In short, using whey provides for a much quicker ferment. It’s also more consistent, and offers a larger yield (you usually don’t have to scrape off browned pieces from the top because the cabbage ferments more quickly, less susceptible to oxidation). For those guys, selling ferments to the public in large quantities, these things are all important. But for me, since I prefer the flavor of a salt-only ferment, I choose to lose a little cabbage and skip the whey (in case you’re wondering, all of the bacteria in a salt-only ferment comes from the cabbage itself — which is why buying organic cabbage is important).
As a bonus, this kraut can be started at home by just about anyone, even if you don’t have whey on-hand. All you really need is organic cabbage, salt, a wooden spoon, and a canning jar or two. A teaspoon or two of your favorite herb seed (caraway, dill, fennel, etc.) will add flavor.
And, of course, an ounce or two of patience. Your kraut won’t be ready for a week, and the ideal time to consume it is after several weeks. So starting a jar means you’ll be enjoying it in about a month (I start a new jar when I get halfway down my current stash).
If you’re interested in learning more, and are local to Indy, there will be a class on Thursday, April 19, at 6pm at City Market. The class will be taught by the guys at Fermenti Artisan with additional info from Kate Payne, author of The Hip Girls Guide to Homemaking, who’s coming to town for another visit. If you’d like to learn more and are not local, may I suggest a new book written by my online friend Wardeh Harmon of GNOWFGLINS — The Complete Idiot’s Guide to Fermenting Foods. It’s hot off the presses!
Or, if a simple brined kraut will do ya, grab a head of cabbage and get those juices flowing — let me know how it goes!
Recipe: Simple Sauerkraut
- 1 medium (about 2 pounds) head organic* cabbage
- 2 tsp sea salt, plus more for brine
- 1/2 tsp caraway, dill, or fennel seeds
- sliced onions and/or chopped peeled apple (optional)
- 1 quart-sized canning jar, plus an additional pint jar if necessary
- Rinse cabbage and remove any browned outer leaves. Using a large chef’s knife, cut the head into 4 quarters, cutting pole-to-pole (this is a great affordable chef’s knife)
- Remove the core by cutting at a diagonal along the stem (see photos above). With each core laying on its side, cut thin strips of cabbage.

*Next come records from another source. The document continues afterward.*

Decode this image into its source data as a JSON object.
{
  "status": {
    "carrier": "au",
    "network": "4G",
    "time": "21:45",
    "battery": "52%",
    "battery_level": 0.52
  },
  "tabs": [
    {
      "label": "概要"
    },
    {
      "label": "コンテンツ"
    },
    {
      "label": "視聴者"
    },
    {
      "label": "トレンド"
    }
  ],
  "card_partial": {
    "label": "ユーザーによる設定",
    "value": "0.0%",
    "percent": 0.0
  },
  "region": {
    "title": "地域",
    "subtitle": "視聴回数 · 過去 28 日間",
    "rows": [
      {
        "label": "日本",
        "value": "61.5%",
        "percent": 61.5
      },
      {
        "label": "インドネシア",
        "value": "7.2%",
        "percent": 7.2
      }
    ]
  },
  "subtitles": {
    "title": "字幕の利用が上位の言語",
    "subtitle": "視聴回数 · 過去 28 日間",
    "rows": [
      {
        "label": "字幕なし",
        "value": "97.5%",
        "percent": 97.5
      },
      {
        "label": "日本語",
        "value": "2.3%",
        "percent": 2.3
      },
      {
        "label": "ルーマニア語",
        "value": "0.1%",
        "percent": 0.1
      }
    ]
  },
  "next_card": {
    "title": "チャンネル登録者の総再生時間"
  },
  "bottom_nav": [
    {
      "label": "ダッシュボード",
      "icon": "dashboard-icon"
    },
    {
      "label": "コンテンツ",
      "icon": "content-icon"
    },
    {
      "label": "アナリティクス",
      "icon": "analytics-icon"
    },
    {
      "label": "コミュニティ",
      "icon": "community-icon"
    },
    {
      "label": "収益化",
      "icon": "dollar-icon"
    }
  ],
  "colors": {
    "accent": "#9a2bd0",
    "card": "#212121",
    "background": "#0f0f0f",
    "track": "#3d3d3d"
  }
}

- Place cabbage in a large bowl, and toss with 2 tsp sea salt. Let sit at room temperature (uncovered ok) for 20-30 minutes.
- Using a thick wooden spoon or meat tenderizer (a kraut pounder is on my gift list!), pound the cabbage for about 5 minutes to help release juices.
- Layer cabbage with optional onions & apples and seeds in a quart-sized glass canning jar. Really pack the vegetables in the jar.
- If more liquid is needed, make additional brine water: dissolve 1 tsp salt in 2 cups room-temperature filtered water. Pour this into the jars until the cabbage is covered.
- Place lids on the jars, but loosely. Place on a shelf or counter of your kitchen, and let sit for 7 days (it helps me to mark the date on the lid with a dry-erase marker).
- Remove any darkened vegetables from the top layer, and transfer lidded jar to the refrigerator. Kraut will continue to mellow for 3 or 4 weeks, but it’s safe to consume immediately. Will keep for several months in the refrigerator.
* Organic cabbage is important, as conventionally-raised cabbage could be bereft of bacteria needed to encourage fermentation.
Copyright © Katy Carter, 2012.Print This Post